The school newspaper at Multnomah School of the Bible (now Multnomah University) ran a fascinating article when I was teaching there (1986-1987). It was about an interview with a Multnomah grad who had become an atheist.
The interviewer asked if, when he was at Multnomah, he had believed that Jesus was God, that He died on the cross for his sins, that He rose from the dead, and that he was going to heaven when he died because Jesus was his Savior. He said he had believed those things, but that he now realized those are myths. There is no God. There is no life after death. There is no heaven and no coming kingdom.
I don’t recall how the interview ended. But the author wondered how such a thing could happen.
Many years later a pastor friend told me an amazing story that went a step further. His eldest son, whom we’ll call Dave, had come to faith as a child and had been discipled in AWANA, at home, and at church. He had been a strong believer until college. Then Dave lost his faith and became an atheist. My pastor friend said his son is definitely born again, even though he has fallen away (John 3:16; 11:26). He told me that his son loves to read my articles and watch my videos. In fact, his son even witnessed to someone!
Dave was talking with an Eastern Orthodox friend. His friend was saying that he hoped to make it to heaven one day. Dave scolded the guy for not believing the Bible. He said that though he no longer believed in God, he knows the Bible teaches that whoever believes in Jesus will never perish. He even quoted some verses. Dave told his friend that he knew without a doubt that if Christianity is true, then he will be in heaven. Dave expressed concerns about the eternal destiny of his friend if Christianity is, indeed, true.

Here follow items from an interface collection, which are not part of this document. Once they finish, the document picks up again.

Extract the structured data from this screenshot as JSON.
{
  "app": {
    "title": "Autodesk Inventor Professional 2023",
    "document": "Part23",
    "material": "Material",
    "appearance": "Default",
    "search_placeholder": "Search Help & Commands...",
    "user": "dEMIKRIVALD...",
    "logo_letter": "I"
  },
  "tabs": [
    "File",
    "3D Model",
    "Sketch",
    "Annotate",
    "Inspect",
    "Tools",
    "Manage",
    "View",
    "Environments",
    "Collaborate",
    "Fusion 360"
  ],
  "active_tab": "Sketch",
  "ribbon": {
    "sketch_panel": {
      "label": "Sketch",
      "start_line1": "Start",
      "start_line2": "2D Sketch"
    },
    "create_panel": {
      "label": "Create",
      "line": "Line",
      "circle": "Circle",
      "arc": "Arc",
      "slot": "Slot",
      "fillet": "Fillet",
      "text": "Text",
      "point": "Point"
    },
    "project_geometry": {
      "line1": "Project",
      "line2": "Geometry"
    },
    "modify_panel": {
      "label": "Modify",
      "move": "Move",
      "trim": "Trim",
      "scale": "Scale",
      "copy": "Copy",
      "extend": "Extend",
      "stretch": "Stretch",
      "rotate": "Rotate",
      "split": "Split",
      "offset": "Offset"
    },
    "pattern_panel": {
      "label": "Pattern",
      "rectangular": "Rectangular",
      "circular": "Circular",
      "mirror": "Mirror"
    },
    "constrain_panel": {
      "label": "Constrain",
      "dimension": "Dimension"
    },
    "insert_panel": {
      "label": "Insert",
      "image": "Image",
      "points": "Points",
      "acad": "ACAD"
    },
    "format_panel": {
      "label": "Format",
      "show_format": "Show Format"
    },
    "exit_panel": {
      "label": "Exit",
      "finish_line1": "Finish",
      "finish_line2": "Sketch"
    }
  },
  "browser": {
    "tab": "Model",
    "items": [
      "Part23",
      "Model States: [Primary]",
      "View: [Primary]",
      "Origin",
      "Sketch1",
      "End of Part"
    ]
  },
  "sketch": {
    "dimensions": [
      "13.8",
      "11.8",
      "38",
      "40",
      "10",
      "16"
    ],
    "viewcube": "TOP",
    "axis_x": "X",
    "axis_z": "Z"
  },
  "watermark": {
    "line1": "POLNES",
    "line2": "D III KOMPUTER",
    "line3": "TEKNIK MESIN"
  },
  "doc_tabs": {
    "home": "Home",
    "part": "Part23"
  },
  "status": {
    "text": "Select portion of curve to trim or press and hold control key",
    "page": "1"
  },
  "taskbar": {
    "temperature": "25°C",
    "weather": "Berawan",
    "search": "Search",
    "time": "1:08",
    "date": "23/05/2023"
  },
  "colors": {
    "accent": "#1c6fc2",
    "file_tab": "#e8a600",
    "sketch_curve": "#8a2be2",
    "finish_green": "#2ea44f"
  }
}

Most people think that if a person is an atheist, his only hope of being saved is to repent, believe, and then persevere in faith and good works until death. But why do they think that? Because of Scripture? No. The Scripture is clear that apostasy is possible (Luke 8:13; 2 Tim 2:13; Heb 6:4-8; 2 Pet 2:18-22), but that loss of salvation is not (John 3:16; 6:35, 37, 39; 11:26). Their belief that apostates can’t be saved stems from a tradition that says one must persevere in faith and good works in order to gain what they call final salvation.
Did you know that there are also born-again people who embrace the teachings of Buddhism, Hinduism, Islam, and Judaism? I do not mean people who currently believe in the promise of everlasting life but have yet to leave their false religion. I mean people who have stopped believing the Christian message and have bought into the false teachings of other religions. (Modern Judaism is inconsistent with Scripture because it rejects Jesus as Messiah. Of course, within Christianity today there are many, many believing Jews.)
Once a person is saved, he will always be saved—even if he departs from the Christian faith. No one can pluck him out of the hand of Jesus or the Father (John 10:28-29). Whoever believes in Him is eternally secure. There are no strings attached.